= ACTION ITEM =
Take the entries below and return them unchanged.

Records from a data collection
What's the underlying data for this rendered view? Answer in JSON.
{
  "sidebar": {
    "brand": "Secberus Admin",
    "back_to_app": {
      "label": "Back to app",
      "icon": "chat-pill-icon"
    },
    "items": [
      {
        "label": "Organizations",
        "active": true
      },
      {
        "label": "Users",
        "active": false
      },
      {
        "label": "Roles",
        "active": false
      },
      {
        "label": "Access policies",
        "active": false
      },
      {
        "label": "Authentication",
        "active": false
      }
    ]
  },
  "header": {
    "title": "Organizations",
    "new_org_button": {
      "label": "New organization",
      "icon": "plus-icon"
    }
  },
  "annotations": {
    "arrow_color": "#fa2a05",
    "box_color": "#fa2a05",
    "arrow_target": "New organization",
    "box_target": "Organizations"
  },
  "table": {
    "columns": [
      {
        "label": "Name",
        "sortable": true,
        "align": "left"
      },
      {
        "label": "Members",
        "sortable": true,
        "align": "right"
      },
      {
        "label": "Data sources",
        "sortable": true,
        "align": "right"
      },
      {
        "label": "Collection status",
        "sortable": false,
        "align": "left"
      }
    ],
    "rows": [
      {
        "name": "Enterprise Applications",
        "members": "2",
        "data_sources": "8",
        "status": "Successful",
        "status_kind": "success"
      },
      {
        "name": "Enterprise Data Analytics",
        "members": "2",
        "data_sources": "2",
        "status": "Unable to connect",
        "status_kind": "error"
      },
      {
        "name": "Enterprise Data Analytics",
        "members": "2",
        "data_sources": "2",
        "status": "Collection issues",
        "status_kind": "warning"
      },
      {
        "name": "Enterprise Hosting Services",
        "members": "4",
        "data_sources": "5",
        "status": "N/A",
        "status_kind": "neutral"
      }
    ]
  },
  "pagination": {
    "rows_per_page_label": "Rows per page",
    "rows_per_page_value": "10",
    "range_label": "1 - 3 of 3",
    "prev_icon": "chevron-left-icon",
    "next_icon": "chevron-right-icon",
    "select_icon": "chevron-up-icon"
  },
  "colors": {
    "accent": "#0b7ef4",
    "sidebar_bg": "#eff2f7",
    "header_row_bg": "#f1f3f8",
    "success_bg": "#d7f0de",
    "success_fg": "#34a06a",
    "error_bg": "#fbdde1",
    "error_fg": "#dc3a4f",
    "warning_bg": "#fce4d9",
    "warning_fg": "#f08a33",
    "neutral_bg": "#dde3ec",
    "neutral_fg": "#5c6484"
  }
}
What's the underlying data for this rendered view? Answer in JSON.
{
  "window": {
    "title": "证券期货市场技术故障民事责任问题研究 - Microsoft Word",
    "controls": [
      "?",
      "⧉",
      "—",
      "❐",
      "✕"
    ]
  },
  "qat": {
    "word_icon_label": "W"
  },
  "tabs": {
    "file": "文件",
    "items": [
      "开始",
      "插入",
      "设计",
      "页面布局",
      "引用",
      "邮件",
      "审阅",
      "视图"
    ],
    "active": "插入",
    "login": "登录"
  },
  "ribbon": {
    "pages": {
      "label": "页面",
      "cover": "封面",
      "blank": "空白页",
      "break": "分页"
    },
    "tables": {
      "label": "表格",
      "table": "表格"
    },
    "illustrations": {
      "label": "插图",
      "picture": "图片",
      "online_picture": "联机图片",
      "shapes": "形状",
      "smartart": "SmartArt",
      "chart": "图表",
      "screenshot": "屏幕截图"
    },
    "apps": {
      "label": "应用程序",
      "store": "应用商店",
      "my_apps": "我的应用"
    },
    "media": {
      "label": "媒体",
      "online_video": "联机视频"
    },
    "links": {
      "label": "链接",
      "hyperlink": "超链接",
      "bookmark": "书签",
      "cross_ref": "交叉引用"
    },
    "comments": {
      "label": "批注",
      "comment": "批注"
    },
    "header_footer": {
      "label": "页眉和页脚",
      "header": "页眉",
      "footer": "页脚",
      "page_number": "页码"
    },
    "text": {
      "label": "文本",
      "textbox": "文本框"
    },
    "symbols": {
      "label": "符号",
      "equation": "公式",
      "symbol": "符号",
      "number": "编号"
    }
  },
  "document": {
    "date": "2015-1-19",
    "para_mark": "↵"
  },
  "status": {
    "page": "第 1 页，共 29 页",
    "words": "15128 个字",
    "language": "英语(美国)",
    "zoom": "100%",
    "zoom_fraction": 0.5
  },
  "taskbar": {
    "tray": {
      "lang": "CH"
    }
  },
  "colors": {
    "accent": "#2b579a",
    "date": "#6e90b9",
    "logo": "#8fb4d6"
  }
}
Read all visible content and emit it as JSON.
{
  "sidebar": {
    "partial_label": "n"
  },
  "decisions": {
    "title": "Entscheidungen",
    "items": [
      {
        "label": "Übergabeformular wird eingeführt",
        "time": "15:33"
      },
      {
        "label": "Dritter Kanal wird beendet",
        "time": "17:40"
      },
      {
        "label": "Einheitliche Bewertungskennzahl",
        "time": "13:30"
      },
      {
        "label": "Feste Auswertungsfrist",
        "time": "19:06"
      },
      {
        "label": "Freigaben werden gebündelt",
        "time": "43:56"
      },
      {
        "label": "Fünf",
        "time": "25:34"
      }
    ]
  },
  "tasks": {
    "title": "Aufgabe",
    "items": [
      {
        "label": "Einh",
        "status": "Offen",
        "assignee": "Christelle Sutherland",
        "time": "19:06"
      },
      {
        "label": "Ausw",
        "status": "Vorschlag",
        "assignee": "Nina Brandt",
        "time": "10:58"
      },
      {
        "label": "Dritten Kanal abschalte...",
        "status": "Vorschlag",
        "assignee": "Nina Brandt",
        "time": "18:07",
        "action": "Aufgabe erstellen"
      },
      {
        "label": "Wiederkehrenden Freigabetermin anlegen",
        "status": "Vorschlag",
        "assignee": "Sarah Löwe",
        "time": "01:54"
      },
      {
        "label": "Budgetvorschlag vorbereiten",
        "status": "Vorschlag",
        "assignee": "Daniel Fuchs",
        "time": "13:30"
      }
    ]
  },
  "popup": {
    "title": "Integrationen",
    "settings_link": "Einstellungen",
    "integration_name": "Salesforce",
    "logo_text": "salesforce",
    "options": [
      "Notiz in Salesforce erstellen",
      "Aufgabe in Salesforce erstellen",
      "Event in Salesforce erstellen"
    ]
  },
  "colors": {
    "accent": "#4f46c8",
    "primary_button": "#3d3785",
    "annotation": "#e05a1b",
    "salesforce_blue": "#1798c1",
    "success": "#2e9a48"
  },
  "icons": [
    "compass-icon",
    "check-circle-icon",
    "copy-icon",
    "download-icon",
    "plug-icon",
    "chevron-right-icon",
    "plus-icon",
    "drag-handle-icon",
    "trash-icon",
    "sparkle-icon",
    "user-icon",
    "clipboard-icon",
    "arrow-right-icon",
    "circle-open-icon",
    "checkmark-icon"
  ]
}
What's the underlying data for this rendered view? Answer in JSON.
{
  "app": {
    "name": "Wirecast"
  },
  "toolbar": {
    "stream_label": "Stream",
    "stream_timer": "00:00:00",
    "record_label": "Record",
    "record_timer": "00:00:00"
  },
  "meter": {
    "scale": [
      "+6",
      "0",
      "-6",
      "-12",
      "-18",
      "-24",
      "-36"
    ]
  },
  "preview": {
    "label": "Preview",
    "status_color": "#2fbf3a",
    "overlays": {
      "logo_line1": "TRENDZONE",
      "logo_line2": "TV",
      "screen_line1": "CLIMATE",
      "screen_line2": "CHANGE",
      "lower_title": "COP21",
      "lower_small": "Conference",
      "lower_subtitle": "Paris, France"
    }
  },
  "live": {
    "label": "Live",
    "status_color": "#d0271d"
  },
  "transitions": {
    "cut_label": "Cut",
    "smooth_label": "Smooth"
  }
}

= ANSWER BELOW =
What's the underlying data for this rendered view? Answer in JSON.
{
  "sidebar": {
    "brand": "Secberus Admin",
    "back_to_app": {
      "label": "Back to app",
      "icon": "chat-pill-icon"
    },
    "items": [
      {
        "label": "Organizations",
        "active": true
      },
      {
        "label": "Users",
        "active": false
      },
      {
        "label": "Roles",
        "active": false
      },
      {
        "label": "Access policies",
        "active": false
      },
      {
        "label": "Authentication",
        "active": false
      }
    ]
  },
  "header": {
    "title": "Organizations",
    "new_org_button": {
      "label": "New organization",
      "icon": "plus-icon"
    }
  },
  "annotations": {
    "arrow_color": "#fa2a05",
    "box_color": "#fa2a05",
    "arrow_target": "New organization",
    "box_target": "Organizations"
  },
  "table": {
    "columns": [
      {
        "label": "Name",
        "sortable": true,
        "align": "left"
      },
      {
        "label": "Members",
        "sortable": true,
        "align": "right"
      },
      {
        "label": "Data sources",
        "sortable": true,
        "align": "right"
      },
      {
        "label": "Collection status",
        "sortable": false,
        "align": "left"
      }
    ],
    "rows": [
      {
        "name": "Enterprise Applications",
        "members": "2",
        "data_sources": "8",
        "status": "Successful",
        "status_kind": "success"
      },
      {
        "name": "Enterprise Data Analytics",
        "members": "2",
        "data_sources": "2",
        "status": "Unable to connect",
        "status_kind": "error"
      },
      {
        "name": "Enterprise Data Analytics",
        "members": "2",
        "data_sources": "2",
        "status": "Collection issues",
        "status_kind": "warning"
      },
      {
        "name": "Enterprise Hosting Services",
        "members": "4",
        "data_sources": "5",
        "status": "N/A",
        "status_kind": "neutral"
      }
    ]
  },
  "pagination": {
    "rows_per_page_label": "Rows per page",
    "rows_per_page_value": "10",
    "range_label": "1 - 3 of 3",
    "prev_icon": "chevron-left-icon",
    "next_icon": "chevron-right-icon",
    "select_icon": "chevron-up-icon"
  },
  "colors": {
    "accent": "#0b7ef4",
    "sidebar_bg": "#eff2f7",
    "header_row_bg": "#f1f3f8",
    "success_bg": "#d7f0de",
    "success_fg": "#34a06a",
    "error_bg": "#fbdde1",
    "error_fg": "#dc3a4f",
    "warning_bg": "#fce4d9",
    "warning_fg": "#f08a33",
    "neutral_bg": "#dde3ec",
    "neutral_fg": "#5c6484"
  }
}
What's the underlying data for this rendered view? Answer in JSON.
{
  "window": {
    "title": "证券期货市场技术故障民事责任问题研究 - Microsoft Word",
    "controls": [
      "?",
      "⧉",
      "—",
      "❐",
      "✕"
    ]
  },
  "qat": {
    "word_icon_label": "W"
  },
  "tabs": {
    "file": "文件",
    "items": [
      "开始",
      "插入",
      "设计",
      "页面布局",
      "引用",
      "邮件",
      "审阅",
      "视图"
    ],
    "active": "插入",
    "login": "登录"
  },
  "ribbon": {
    "pages": {
      "label": "页面",
      "cover": "封面",
      "blank": "空白页",
      "break": "分页"
    },
    "tables": {
      "label": "表格",
      "table": "表格"
    },
    "illustrations": {
      "label": "插图",
      "picture": "图片",
      "online_picture": "联机图片",
      "shapes": "形状",
      "smartart": "SmartArt",
      "chart": "图表",
      "screenshot": "屏幕截图"
    },
    "apps": {
      "label": "应用程序",
      "store": "应用商店",
      "my_apps": "我的应用"
    },
    "media": {
      "label": "媒体",
      "online_video": "联机视频"
    },
    "links": {
      "label": "链接",
      "hyperlink": "超链接",
      "bookmark": "书签",
      "cross_ref": "交叉引用"
    },
    "comments": {
      "label": "批注",
      "comment": "批注"
    },
    "header_footer": {
      "label": "页眉和页脚",
      "header": "页眉",
      "footer": "页脚",
      "page_number": "页码"
    },
    "text": {
      "label": "文本",
      "textbox": "文本框"
    },
    "symbols": {
      "label": "符号",
      "equation": "公式",
      "symbol": "符号",
      "number": "编号"
    }
  },
  "document": {
    "date": "2015-1-19",
    "para_mark": "↵"
  },
  "status": {
    "page": "第 1 页，共 29 页",
    "words": "15128 个字",
    "language": "英语(美国)",
    "zoom": "100%",
    "zoom_fraction": 0.5
  },
  "taskbar": {
    "tray": {
      "lang": "CH"
    }
  },
  "colors": {
    "accent": "#2b579a",
    "date": "#6e90b9",
    "logo": "#8fb4d6"
  }
}
Read all visible content and emit it as JSON.
{
  "sidebar": {
    "partial_label": "n"
  },
  "decisions": {
    "title": "Entscheidungen",
    "items": [
      {
        "label": "Übergabeformular wird eingeführt",
        "time": "15:33"
      },
      {
        "label": "Dritter Kanal wird beendet",
        "time": "17:40"
      },
      {
        "label": "Einheitliche Bewertungskennzahl",
        "time": "13:30"
      },
      {
        "label": "Feste Auswertungsfrist",
        "time": "19:06"
      },
      {
        "label": "Freigaben werden gebündelt",
        "time": "43:56"
      },
      {
        "label": "Fünf",
        "time": "25:34"
      }
    ]
  },
  "tasks": {
    "title": "Aufgabe",
    "items": [
      {
        "label": "Einh",
        "status": "Offen",
        "assignee": "Christelle Sutherland",
        "time": "19:06"
      },
      {
        "label": "Ausw",
        "status": "Vorschlag",
        "assignee": "Nina Brandt",
        "time": "10:58"
      },
      {
        "label": "Dritten Kanal abschalte...",
        "status": "Vorschlag",
        "assignee": "Nina Brandt",
        "time": "18:07",
        "action": "Aufgabe erstellen"
      },
      {
        "label": "Wiederkehrenden Freigabetermin anlegen",
        "status": "Vorschlag",
        "assignee": "Sarah Löwe",
        "time": "01:54"
      },
      {
        "label": "Budgetvorschlag vorbereiten",
        "status": "Vorschlag",
        "assignee": "Daniel Fuchs",
        "time": "13:30"
      }
    ]
  },
  "popup": {
    "title": "Integrationen",
    "settings_link": "Einstellungen",
    "integration_name": "Salesforce",
    "logo_text": "salesforce",
    "options": [
      "Notiz in Salesforce erstellen",
      "Aufgabe in Salesforce erstellen",
      "Event in Salesforce erstellen"
    ]
  },
  "colors": {
    "accent": "#4f46c8",
    "primary_button": "#3d3785",
    "annotation": "#e05a1b",
    "salesforce_blue": "#1798c1",
    "success": "#2e9a48"
  },
  "icons": [
    "compass-icon",
    "check-circle-icon",
    "copy-icon",
    "download-icon",
    "plug-icon",
    "chevron-right-icon",
    "plus-icon",
    "drag-handle-icon",
    "trash-icon",
    "sparkle-icon",
    "user-icon",
    "clipboard-icon",
    "arrow-right-icon",
    "circle-open-icon",
    "checkmark-icon"
  ]
}
What's the underlying data for this rendered view? Answer in JSON.
{
  "app": {
    "name": "Wirecast"
  },
  "toolbar": {
    "stream_label": "Stream",
    "stream_timer": "00:00:00",
    "record_label": "Record",
    "record_timer": "00:00:00"
  },
  "meter": {
    "scale": [
      "+6",
      "0",
      "-6",
      "-12",
      "-18",
      "-24",
      "-36"
    ]
  },
  "preview": {
    "label": "Preview",
    "status_color": "#2fbf3a",
    "overlays": {
      "logo_line1": "TRENDZONE",
      "logo_line2": "TV",
      "screen_line1": "CLIMATE",
      "screen_line2": "CHANGE",
      "lower_title": "COP21",
      "lower_small": "Conference",
      "lower_subtitle": "Paris, France"
    }
  },
  "live": {
    "label": "Live",
    "status_color": "#d0271d"
  },
  "transitions": {
    "cut_label": "Cut",
    "smooth_label": "Smooth"
  }
}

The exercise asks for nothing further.